I’ve had a craving, burning hunger of late that just won’t go away. It’s been with me for some time now and it’s not for a good meal or a devilish bakery treat (those go without saying).
I’m talking about the need to read…… all the books that keep accumulating on my list, shelved in my memory or on random pieces of paper about the house.
There is nothing more satisfying and fulfilling as diving into a good read and letting ourselves surrender to its words. I love it, but never seem to have enough time for reading books these days.
I’ve become accustomed to reading (even skimming) more ‘articles’ or blog ‘posts’, in quick digestible bursts these days; at the kitchen bench while stirring a pan, by the tub while the kids bath, and if lucky the 10 mins or so before my eye lids crash at the end of a day.
Pleasure can be found in reading full stop, but I reckon especially in books; whether fiction or non, fantasy or philosophy.
Books fill our lives with not just stories, but experiences, memories, images, adventure, an appreciation for others and at best, life lessons.
“We should read not just because it makes us interesting and attractive but because it can open our hearts and minds to so many things”. (whytoread.com)
Luxuriously wandering the shelves of a book shop recently, while chatting with girlfriends, made me consider (and not for the first time as an English teacher) what makes a ‘great’ read?
One worthy of our ‘valuable’ time.
While there is no shortage of popular fiction out there (I’m a fan), there are some reads that just seem to stand the test of time and become woven into the fabric of our society.
Literature it’s called, and for all its supposed importance and influence, it’s a curious realm to define and one that intrigues me.
So what makes it into this realm, who are these Literary Greats and what have their works offered us?
Why have they remained when others have not? And do they really offer us more than any of the others out there?
I’m just about to begin ‘A Brave New World’ by Aldous Huxley, what was once a set school text and often on those ‘Books to Read before You Die’ lists (which incidentally are always very subjective).
That’s me, never read it but feel like I should. Not just so that I have a point of reference when others mention it at a swanky dinner party (of which I am yet to be invited), I also happen to like this genre ‘Dystopic fiction’ so am happy to indulge.
I think it’s fair to say that of the ‘Literary Greats’ that exist out there (and this in itself is always up for debate) there are some common elements they all share; a lovely turn of phrase, they push/ed the boundaries of their time, offer deep insight into us as humans, context influenced them profoundly and they deliver a powerful message (or universal themes), which still resonate today on some level.
Mary Shelley’s ‘Frankenstein’ was written during an age of intellectual, artistic, social and scientific upheaval.

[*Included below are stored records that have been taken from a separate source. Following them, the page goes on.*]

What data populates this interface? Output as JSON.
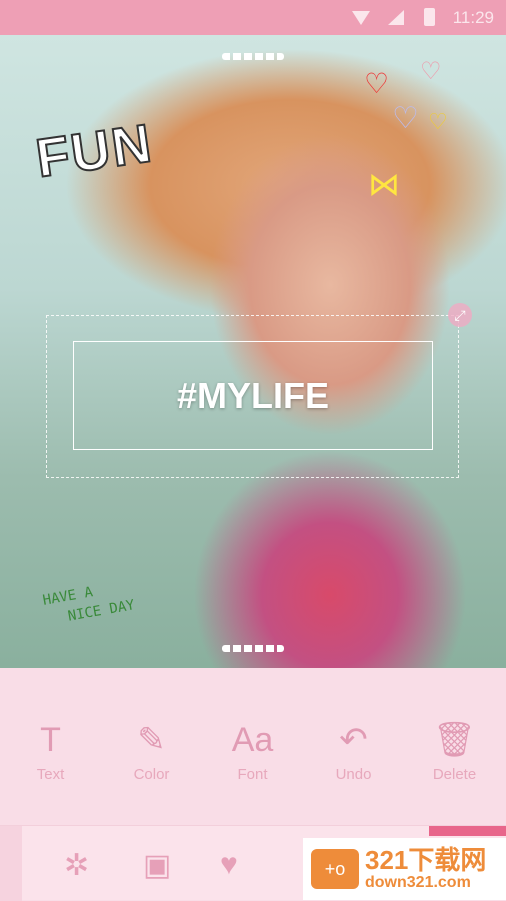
{
  "status_bar": {
    "time": "11:29",
    "icons": [
      "wifi-icon",
      "signal-icon",
      "battery-icon"
    ]
  },
  "canvas": {
    "text_overlay": "#MYLIFE",
    "sticker_fun": "FUN",
    "sticker_nice_day_line1": "HAVE A",
    "sticker_nice_day_line2": "NICE DAY"
  },
  "toolbar": {
    "items": [
      {
        "label": "Text",
        "icon": "text-icon",
        "glyph": "T"
      },
      {
        "label": "Color",
        "icon": "eyedropper-icon",
        "glyph": "✎"
      },
      {
        "label": "Font",
        "icon": "font-icon",
        "glyph": "Aa"
      },
      {
        "label": "Undo",
        "icon": "undo-icon",
        "glyph": "↶"
      },
      {
        "label": "Delete",
        "icon": "trash-icon",
        "glyph": "🗑"
      }
    ]
  },
  "bottom_bar": {
    "items": [
      {
        "icon": "aperture-icon",
        "glyph": "✲"
      },
      {
        "icon": "frame-icon",
        "glyph": "▣"
      },
      {
        "icon": "heart-icon",
        "glyph": "♥"
      }
    ],
    "accent": "#e8668b"
  },
  "watermark": {
    "title": "321下载网",
    "url": "down321.com"
  }
}
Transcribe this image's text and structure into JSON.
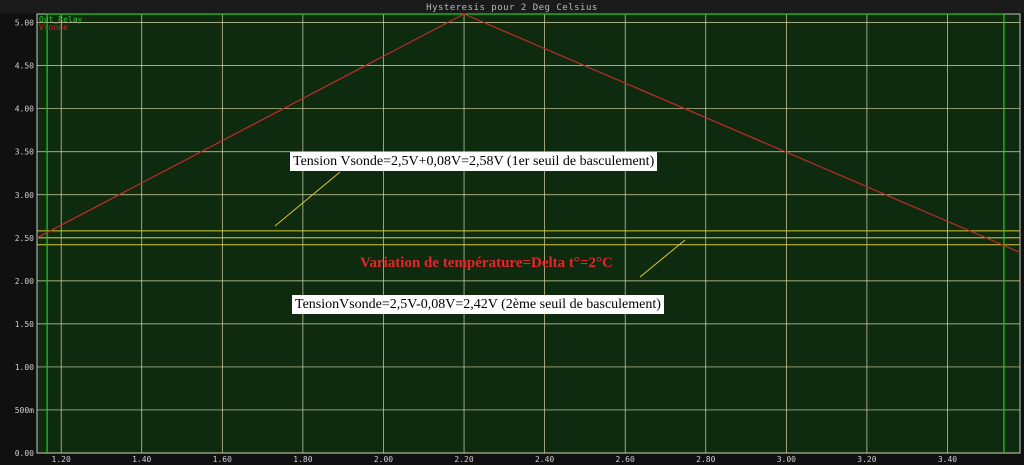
{
  "window": {
    "title": "Hysteresis pour 2 Deg Celsius"
  },
  "colors": {
    "background": "#0f2b0f",
    "grid": "#d8d8a8",
    "vsonde": "#c42a2a",
    "out_relay": "#22cc22",
    "threshold": "#d8c830"
  },
  "chart_data": {
    "type": "line",
    "title": "Hysteresis pour 2 Deg Celsius",
    "xlim": [
      1.14,
      3.58
    ],
    "ylim": [
      0,
      5.1
    ],
    "x_ticks": [
      "1.20",
      "1.40",
      "1.60",
      "1.80",
      "2.00",
      "2.20",
      "2.40",
      "2.60",
      "2.80",
      "3.00",
      "3.20",
      "3.40"
    ],
    "y_ticks": [
      "0.00",
      "500m",
      "1.00",
      "1.50",
      "2.00",
      "2.50",
      "3.00",
      "3.50",
      "4.00",
      "4.50",
      "5.00"
    ],
    "grid": true,
    "legend_position": "top-left",
    "series": [
      {
        "name": "Out_Relay",
        "color": "#22cc22",
        "x": [
          1.165,
          1.165,
          3.54,
          3.54
        ],
        "y": [
          0,
          5.1,
          5.1,
          0
        ]
      },
      {
        "name": "Vsonde",
        "color": "#c42a2a",
        "x": [
          1.14,
          2.2,
          3.58
        ],
        "y": [
          2.5,
          5.1,
          2.33
        ]
      }
    ],
    "thresholds": [
      2.58,
      2.5,
      2.42
    ],
    "annotations": {
      "upper": "Tension Vsonde=2,5V+0,08V=2,58V (1er seuil de basculement)",
      "middle": "Variation de température=Delta t°=2°C",
      "lower": "TensionVsonde=2,5V-0,08V=2,42V (2ème seuil de basculement)"
    }
  }
}
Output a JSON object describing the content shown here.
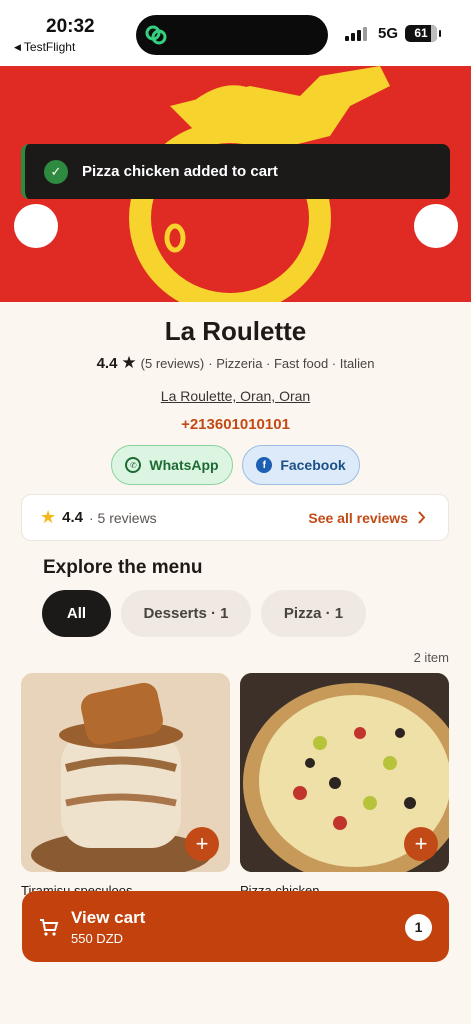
{
  "status_bar": {
    "time": "20:32",
    "back_app": "TestFlight",
    "network": "5G",
    "battery": "61"
  },
  "toast": {
    "message": "Pizza chicken added to cart"
  },
  "restaurant": {
    "name": "La Roulette",
    "rating": "4.4",
    "reviews_count": "(5 reviews)",
    "categories": "· Pizzeria · Fast food · Italien",
    "address": "La Roulette, Oran, Oran",
    "phone": "+213601010101"
  },
  "social": {
    "whatsapp": "WhatsApp",
    "facebook": "Facebook"
  },
  "reviews_card": {
    "rating": "4.4",
    "count": "· 5 reviews",
    "see_all": "See all reviews"
  },
  "menu": {
    "heading": "Explore the menu",
    "filters": [
      {
        "label": "All",
        "active": true
      },
      {
        "label": "Desserts · 1",
        "active": false
      },
      {
        "label": "Pizza · 1",
        "active": false
      }
    ],
    "count_label": "2 item",
    "items": [
      {
        "name": "Tiramisu speculoos",
        "add": "+"
      },
      {
        "name": "Pizza chicken",
        "add": "+"
      }
    ]
  },
  "cart": {
    "title": "View cart",
    "total": "550 DZD",
    "badge": "1"
  },
  "colors": {
    "brand_orange": "#c2410c",
    "hero_red": "#e02a24",
    "hero_yellow": "#f7d32e",
    "success_green": "#2e8a3f"
  },
  "icons": [
    "back-arrow-icon",
    "island-app-icon",
    "signal-icon",
    "check-icon",
    "star-icon",
    "whatsapp-icon",
    "facebook-icon",
    "chevron-right-icon",
    "plus-icon",
    "cart-icon"
  ]
}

Her novel originally published anonymously (females still considered inferior beings!) delves deep into philosophical and ethical issues for the individual and mankind. She also helped create a new genre (Science Fiction) but in its day, her novel was considered nothing more than popular fiction.
‘Twilight’ is a great work of Popular Fiction too, but I’m not sure it had any profound message to impart on the people of our world?
It did offer that most appealing of all universal themes ‘forbidden love’ and escapism at its best, so maybe that too should be valued?
Likewise, William Golding’s ‘Lord of the Flies’ can be read on varied levels, as a boy’s adventure story or a parable of our flawed humanity. Interestingly, this novel was not popular fiction in its day.
Only years later (after going out of print) did it make its mark on a world still coming to terms with post-war fall-out. Either way, its message is bold and brilliant (I think, anyway).
Maybe then the power in reading any book lies not in the ‘greatness’ of its esteem, but in the messages we choose to take from it?
But then again, maybe it’s also just about purpose? Am I reading for pleasure or for enlightenment?
Those books that have left their mark on me, like a valued friend, have often done both these.
They draw me in, provide insight and guidance, comfort and sometimes even offer a well needed reality check.
They inspire, provoke and intrigue.
That’s what great literature, BOOKS! do and I’m always left wanting more.
Now……. just to solve that tiny issue of time. Maybe there’s a book in that?